DENVER (CBS4) - Officials with the Centers for Disease Control and Prevention are asking Americans to prepare for the spread of coronavirus. More than 50 cases of the virus have been confirmed in the U.S.
The number of coronavirus cases continues to grow nationwide. In South Korea, nearly 1,000 cases and 10 confirmed deaths from the illness pushed the global tally of patients over 80,000 and the death toll closer to 3,000.
"Ultimately, we expect we will see community spread in this country," Dr. Nancy Messonnier, director of the CDC's National Center for Immunization and Respiratory Diseases, told reporters. "It's not so much a question of if this will happen anymore, but rather more of a question of exactly when this will happen and how many people in this country will have severe illness."
The World Health Organization has called coronavirus a global health emergency but has declined to use the label "pandemic," a term used when a disease takes hold in multiple regions and spreads rampantly within communities.
The Trump administration has sought billions of dollars in additional funding from Congress to buy protective gear and work on treatments and a vaccine for the new virus. On Twitter Tuesday, Colorado Republican Sen. Cory Gardner emphasized the need to coordinate resources to prevent the spread of the virus.
"Today's briefing made it clear that we must work in a global coordinated effort to contain COVID-19," stated Gardner. "I urge my colleagues to join me in working together to quickly provide adequate resources for the response effort."
DR. DAVE HNIDA'S BLOG: CDC: Prepare For Your Life To Be Disrupted By Coronavirus
For weeks, the Colorado Department of Public Health and Environment has been evaluating the potential impact of coronavirus across the state. Colorado's Logistics Coordination Unit is working with local public health agencies, community healthcare providers, suppliers, distributors, and federal partners, to identify and mitigate potential shortages of supplies, medications, and personal protective equipment that would likely be used in the event of an outbreak in Colorado.
"Even though the health risk of novel coronavirus infection in Colorado is currently low, and we have no confirmed cases, we are preparing for the possibility that the virus may eventually spread in the state," said Jesica Bralish with the Colorado Department of Public Health and Environment.
CDPHE has prepared pandemic response plans at the state and local levels. Officials said the plans provide guidance regarding detection, response, and recovery efforts during a pandemic.
"At this point, we are in the pre-pandemic intervals and activities are focused on monitoring the situation, investigating potential cases, educating public health partners and the community, and preparing for response if we begin to see cases in Colorado," said Bralish.
School districts are also bracing for a possible coronavirus outbreak in the state. Paula Hans, spokesperson for Douglas County School District, said schools are working together to align their plans with local, state and federal guidance.
"Should an outbreak of Covid-19 occur in Douglas County, we will work with all agencies to clearly communicate a step-by-step plan to first and foremost, keep our students and staff safe, and then plan to continue to educate them during an outbreak," said Hans.
Boulder Valley School District issued the following statement to CBS4:

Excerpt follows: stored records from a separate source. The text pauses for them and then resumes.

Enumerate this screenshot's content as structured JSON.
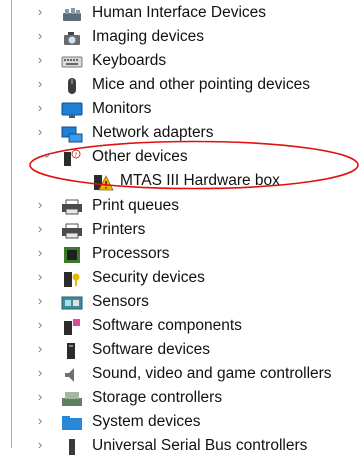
{
  "tree": {
    "categories": [
      {
        "label": "Human Interface Devices",
        "icon": "hid-icon"
      },
      {
        "label": "Imaging devices",
        "icon": "camera-icon"
      },
      {
        "label": "Keyboards",
        "icon": "keyboard-icon"
      },
      {
        "label": "Mice and other pointing devices",
        "icon": "mouse-icon"
      },
      {
        "label": "Monitors",
        "icon": "monitor-icon"
      },
      {
        "label": "Network adapters",
        "icon": "network-adapter-icon"
      },
      {
        "label": "Other devices",
        "icon": "unknown-device-icon",
        "expanded": true
      },
      {
        "label": "MTAS III Hardware box",
        "icon": "warning-device-icon",
        "child": true
      },
      {
        "label": "Print queues",
        "icon": "printer-icon"
      },
      {
        "label": "Printers",
        "icon": "printer-icon"
      },
      {
        "label": "Processors",
        "icon": "processor-icon"
      },
      {
        "label": "Security devices",
        "icon": "security-key-icon"
      },
      {
        "label": "Sensors",
        "icon": "sensor-icon"
      },
      {
        "label": "Software components",
        "icon": "puzzle-icon"
      },
      {
        "label": "Software devices",
        "icon": "software-device-icon"
      },
      {
        "label": "Sound, video and game controllers",
        "icon": "speaker-icon"
      },
      {
        "label": "Storage controllers",
        "icon": "storage-controller-icon"
      },
      {
        "label": "System devices",
        "icon": "folder-icon"
      },
      {
        "label": "Universal Serial Bus controllers",
        "icon": "usb-icon"
      }
    ],
    "colors": {
      "annotation": "#e01010",
      "monitor": "#1e7fd6",
      "warning": "#f0b400"
    }
  }
}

"BVSD has a pandemic plan and has been working very closely with our local public health agencies. During an outbreak we would follow their lead on any quarantines or other health measures needed. Our focus has been how education will continue, including through online options."
For the latest information about coronavirus, visit the CDC website.
for more features.